Web page and app entries

================================

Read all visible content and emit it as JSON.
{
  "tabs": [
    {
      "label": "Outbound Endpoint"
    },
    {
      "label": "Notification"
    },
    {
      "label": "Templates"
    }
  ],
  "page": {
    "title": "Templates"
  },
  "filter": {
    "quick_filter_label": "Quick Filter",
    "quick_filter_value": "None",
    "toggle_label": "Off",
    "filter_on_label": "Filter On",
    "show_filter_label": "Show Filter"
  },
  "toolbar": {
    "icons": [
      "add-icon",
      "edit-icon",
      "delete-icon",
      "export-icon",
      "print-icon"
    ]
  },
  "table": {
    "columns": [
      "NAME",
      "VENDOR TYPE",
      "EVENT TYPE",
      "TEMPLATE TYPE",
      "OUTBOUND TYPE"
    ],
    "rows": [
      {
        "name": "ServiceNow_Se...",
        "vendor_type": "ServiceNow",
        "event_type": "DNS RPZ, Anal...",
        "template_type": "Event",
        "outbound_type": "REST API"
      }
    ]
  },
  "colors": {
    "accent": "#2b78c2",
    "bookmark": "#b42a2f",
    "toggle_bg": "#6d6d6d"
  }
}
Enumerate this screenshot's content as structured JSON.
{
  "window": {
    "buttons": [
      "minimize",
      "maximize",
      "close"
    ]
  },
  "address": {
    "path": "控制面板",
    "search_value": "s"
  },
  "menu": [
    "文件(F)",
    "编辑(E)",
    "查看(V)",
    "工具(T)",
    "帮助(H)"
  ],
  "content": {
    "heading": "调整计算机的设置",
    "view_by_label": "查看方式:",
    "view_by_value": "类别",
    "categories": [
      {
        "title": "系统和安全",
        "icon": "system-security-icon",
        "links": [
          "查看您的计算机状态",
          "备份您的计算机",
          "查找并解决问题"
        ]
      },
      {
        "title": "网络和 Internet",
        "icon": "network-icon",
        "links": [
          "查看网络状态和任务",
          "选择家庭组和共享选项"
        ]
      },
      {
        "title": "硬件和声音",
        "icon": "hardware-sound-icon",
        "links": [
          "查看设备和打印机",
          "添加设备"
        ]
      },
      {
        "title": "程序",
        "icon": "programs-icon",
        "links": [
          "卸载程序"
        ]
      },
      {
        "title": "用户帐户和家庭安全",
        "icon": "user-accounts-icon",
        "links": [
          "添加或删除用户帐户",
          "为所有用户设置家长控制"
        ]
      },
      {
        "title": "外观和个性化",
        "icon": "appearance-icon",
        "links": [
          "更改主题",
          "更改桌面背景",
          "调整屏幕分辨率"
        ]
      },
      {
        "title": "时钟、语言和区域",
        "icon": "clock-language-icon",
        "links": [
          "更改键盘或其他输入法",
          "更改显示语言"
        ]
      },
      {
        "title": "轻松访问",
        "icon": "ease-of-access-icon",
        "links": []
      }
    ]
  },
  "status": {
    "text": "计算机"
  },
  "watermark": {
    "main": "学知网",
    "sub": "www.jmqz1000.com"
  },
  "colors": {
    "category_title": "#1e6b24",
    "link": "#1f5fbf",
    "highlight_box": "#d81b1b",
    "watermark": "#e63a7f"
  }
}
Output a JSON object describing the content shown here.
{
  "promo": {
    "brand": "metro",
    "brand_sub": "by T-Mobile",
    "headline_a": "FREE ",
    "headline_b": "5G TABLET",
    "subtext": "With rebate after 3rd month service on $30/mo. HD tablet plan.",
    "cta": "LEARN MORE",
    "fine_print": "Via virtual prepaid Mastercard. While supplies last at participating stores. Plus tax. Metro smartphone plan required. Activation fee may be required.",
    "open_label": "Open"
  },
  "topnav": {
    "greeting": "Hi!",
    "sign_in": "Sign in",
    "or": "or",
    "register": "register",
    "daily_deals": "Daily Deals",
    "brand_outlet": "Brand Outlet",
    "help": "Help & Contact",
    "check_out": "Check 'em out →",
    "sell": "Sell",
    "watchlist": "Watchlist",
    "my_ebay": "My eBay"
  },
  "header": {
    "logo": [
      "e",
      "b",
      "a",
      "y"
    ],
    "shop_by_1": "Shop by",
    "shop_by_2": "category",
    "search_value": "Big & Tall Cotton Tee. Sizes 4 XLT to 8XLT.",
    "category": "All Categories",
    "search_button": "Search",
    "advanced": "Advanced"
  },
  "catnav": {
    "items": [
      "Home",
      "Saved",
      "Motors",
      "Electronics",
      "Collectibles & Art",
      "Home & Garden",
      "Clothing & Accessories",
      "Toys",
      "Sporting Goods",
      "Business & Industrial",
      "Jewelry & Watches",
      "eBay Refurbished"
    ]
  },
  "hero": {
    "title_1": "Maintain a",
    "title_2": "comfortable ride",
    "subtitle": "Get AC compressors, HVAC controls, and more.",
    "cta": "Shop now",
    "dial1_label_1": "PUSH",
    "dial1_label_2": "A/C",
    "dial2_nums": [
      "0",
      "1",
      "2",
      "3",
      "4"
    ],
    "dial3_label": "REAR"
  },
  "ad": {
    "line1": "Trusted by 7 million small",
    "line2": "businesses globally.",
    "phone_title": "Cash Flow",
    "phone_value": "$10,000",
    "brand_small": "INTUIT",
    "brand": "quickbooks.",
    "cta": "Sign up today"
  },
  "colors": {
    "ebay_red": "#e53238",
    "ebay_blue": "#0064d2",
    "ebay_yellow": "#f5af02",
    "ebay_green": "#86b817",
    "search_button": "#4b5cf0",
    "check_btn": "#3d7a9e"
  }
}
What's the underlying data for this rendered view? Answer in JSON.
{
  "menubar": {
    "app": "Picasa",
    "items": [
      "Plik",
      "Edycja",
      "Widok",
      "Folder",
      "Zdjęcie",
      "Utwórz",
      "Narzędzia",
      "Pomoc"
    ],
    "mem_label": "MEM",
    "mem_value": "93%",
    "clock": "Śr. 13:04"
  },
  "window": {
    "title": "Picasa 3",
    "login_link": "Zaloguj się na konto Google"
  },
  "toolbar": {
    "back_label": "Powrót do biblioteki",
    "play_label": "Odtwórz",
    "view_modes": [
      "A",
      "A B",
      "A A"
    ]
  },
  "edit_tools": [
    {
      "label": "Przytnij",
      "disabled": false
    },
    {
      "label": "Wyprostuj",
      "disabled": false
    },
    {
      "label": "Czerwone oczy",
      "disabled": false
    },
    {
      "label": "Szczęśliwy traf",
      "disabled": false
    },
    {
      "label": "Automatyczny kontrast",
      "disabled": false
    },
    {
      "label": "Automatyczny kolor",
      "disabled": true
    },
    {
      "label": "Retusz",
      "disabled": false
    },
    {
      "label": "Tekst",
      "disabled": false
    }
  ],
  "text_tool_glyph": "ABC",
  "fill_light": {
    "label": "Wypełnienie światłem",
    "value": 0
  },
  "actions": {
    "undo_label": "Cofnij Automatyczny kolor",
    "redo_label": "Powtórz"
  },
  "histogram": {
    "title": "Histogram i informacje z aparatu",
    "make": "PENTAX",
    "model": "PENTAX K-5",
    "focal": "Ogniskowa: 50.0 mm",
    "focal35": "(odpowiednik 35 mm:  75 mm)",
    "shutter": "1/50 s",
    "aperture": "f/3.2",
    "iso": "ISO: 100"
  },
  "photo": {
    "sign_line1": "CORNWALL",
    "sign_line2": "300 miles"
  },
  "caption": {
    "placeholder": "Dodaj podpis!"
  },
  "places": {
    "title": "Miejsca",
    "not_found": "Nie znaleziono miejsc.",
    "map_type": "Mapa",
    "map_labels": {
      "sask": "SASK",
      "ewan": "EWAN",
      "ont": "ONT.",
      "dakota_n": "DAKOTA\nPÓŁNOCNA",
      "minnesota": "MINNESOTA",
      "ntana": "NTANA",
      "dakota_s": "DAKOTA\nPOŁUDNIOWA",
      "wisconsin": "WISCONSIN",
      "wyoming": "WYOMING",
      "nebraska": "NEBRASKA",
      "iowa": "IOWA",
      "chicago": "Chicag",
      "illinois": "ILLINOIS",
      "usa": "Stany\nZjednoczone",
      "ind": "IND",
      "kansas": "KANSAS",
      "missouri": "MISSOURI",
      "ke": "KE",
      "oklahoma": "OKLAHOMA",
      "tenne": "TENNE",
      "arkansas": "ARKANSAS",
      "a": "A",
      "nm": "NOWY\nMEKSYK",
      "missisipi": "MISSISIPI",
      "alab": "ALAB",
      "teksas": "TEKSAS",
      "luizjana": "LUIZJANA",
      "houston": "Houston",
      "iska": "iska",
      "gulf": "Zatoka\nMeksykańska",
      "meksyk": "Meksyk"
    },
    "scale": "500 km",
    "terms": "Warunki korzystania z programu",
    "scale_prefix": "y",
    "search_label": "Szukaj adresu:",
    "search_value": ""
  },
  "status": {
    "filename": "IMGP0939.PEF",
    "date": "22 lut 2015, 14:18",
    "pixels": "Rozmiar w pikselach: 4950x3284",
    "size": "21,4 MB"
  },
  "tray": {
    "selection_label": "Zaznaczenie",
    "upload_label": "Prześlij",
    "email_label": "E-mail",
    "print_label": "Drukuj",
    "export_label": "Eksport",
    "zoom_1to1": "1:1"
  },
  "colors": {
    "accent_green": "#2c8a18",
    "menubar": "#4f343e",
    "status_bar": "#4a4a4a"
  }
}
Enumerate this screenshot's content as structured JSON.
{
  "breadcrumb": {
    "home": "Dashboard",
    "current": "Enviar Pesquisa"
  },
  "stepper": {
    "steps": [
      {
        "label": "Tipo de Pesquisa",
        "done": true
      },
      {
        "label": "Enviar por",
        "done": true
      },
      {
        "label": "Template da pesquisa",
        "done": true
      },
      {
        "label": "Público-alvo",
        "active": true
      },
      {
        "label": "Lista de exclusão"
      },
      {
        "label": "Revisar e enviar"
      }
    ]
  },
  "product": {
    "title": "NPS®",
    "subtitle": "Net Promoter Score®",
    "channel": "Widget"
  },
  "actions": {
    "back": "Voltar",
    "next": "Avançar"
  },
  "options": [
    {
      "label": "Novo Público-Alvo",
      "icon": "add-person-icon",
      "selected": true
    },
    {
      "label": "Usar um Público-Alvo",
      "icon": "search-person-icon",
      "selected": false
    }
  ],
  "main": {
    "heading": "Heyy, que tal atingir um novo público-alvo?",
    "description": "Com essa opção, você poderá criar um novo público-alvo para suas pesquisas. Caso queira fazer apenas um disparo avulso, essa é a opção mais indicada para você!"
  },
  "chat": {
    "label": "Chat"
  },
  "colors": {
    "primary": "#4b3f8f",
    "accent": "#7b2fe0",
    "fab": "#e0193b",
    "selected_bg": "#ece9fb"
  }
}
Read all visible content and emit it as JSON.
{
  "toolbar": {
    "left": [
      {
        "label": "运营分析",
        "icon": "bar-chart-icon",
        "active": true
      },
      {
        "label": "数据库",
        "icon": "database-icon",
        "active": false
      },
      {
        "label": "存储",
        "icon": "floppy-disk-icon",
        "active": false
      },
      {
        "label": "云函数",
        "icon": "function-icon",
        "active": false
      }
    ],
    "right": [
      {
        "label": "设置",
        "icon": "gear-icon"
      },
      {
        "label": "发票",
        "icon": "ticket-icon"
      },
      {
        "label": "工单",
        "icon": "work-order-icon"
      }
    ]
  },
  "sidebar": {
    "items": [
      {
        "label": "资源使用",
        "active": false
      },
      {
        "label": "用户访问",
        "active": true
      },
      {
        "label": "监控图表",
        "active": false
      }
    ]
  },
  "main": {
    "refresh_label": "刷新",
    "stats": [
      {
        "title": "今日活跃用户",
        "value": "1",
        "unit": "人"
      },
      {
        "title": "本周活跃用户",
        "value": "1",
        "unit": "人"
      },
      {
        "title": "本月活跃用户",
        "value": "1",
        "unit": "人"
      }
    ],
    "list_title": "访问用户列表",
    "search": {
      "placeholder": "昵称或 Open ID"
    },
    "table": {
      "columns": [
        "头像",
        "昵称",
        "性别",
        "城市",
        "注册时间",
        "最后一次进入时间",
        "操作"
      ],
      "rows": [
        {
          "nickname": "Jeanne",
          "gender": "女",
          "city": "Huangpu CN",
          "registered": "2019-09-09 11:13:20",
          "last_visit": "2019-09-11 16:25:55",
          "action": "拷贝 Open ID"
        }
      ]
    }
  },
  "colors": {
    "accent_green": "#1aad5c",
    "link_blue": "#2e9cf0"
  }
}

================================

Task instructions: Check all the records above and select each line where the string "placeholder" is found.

Exercise answer:
    "placeholder": "Dodaj podpis!"
      "placeholder": "昵称或 Open ID"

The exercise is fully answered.